Columbus possesses a gifted playmaker in Federico Higuain, a ground-covering midfielder in Artur and a trio of U.S. internationals in goalkeeper Zack Steffen, midfielder Wil Trapp and forward Gyasi Zardes. The team also recently acquired winger Robinho Barbosa, adding some speed to an area where Porter said he wanted more attacking diversity.
Yet Steffen is already set to join Manchester City this summer, and there has been interest from European clubs for Trapp and Zardes. When asked about those developments, Bezbatchenko trots out the standard line: The Crew will listen to offers if they come, but there are no plans to sell either Trapp or Zardes at the present time. Trapp, with a Greek passport now in his possession, remains with the Crew for now, but interest figures to heat up as the summer months approach.
Of course, Columbus would have to agree to any transfer, which will take some doing.
"Based on some of the offers I've received in the past [while in Toronto], it just seems to be a new world order in terms of what our ownership will take," said Bezbatchenko. "And the replacement costs for us, they're fairly high.
"If we're going to look for a player on the international market and you're taking a risk on a player that's never been in the U.S. or Canada, you really have to think about these things. Maybe a few years ago you'd be more willing to sell."
In Porter, Columbus does have a manager who has proven himself flexible in terms of style. In Portland, he started off with a heavy emphasis on possession; later, he went more counterattacking when his available personnel dictated it. During his last year with the Timbers in 2017, he rode the brilliance of Diego Valeri to a conference-high 60 goals.
Porter counts himself an admirer of both Atlanta United and Sporting Kansas City due to the fact that they can beat you in a variety of ways, something he's aiming to replicate in Columbus.
"I think what you'll see out of this team is we'll definitely be a team that keeps the ball.

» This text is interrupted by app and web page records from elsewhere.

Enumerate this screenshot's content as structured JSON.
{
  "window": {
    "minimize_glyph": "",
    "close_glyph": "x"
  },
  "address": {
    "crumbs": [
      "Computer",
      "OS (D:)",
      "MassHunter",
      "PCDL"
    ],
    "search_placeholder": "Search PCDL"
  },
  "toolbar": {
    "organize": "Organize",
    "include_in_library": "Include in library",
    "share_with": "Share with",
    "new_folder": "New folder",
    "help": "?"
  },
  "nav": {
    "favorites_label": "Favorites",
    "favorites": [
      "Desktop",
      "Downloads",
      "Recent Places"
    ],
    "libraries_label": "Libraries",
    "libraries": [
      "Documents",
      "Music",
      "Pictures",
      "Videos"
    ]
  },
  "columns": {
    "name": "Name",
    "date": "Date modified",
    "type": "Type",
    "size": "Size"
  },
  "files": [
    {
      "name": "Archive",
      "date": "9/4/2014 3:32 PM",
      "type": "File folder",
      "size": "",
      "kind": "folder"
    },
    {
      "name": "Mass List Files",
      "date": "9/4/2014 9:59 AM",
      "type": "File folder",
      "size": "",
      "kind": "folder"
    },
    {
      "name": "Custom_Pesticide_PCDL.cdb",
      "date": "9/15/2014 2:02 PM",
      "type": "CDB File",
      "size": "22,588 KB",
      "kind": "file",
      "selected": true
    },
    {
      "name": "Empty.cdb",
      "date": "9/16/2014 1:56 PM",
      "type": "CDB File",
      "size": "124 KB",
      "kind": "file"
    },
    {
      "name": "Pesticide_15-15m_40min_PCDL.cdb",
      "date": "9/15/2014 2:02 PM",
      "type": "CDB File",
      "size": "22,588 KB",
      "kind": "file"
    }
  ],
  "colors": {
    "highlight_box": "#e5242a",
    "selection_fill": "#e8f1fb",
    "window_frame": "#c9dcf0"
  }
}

We definitely will be a team that looks to dictate games with the ball," he said. "But we'll also be a team that will push our lines high and press at times, and counterpress. We'll be a team that certainly plays in transition, whether that's winning the ball high up the pitch. But we'll be a team that scores goals. We'll be a team that plays in an effective and exciting attack-oriented way, and hopefully an effective way that wins games."
Bezbatchenko has the added challenge of overseeing the business side of the Crew's operations, an expansion from his duties from when he was in Toronto. There is a new stadium to point toward in terms of building the fanbase and increasing the revenue streams that come with such an opportunity. Therefore, it also means rebuilding the business wing of the organization, some of whom relocated to join the new team in Austin. He added that he wants to work with the Columbus Partnership -- an association of Columbus businesses that helped lead the effort to keep the team in Ohio -- to get more fans in the stadium.
"I think there's a lot of goodwill in the community with the Crew. I think a lot of people have good feelings toward it," he said. "So, I don't think anything needs to be repaired, because this ownership group or the executive team weren't the cause of any so-called damage. I would say healing together, and just getting past all this and just thinking about the future and getting excited about the potential of this club."
Given the support the community has shown for the Crew over the past 15 months, there's plenty to be excited about.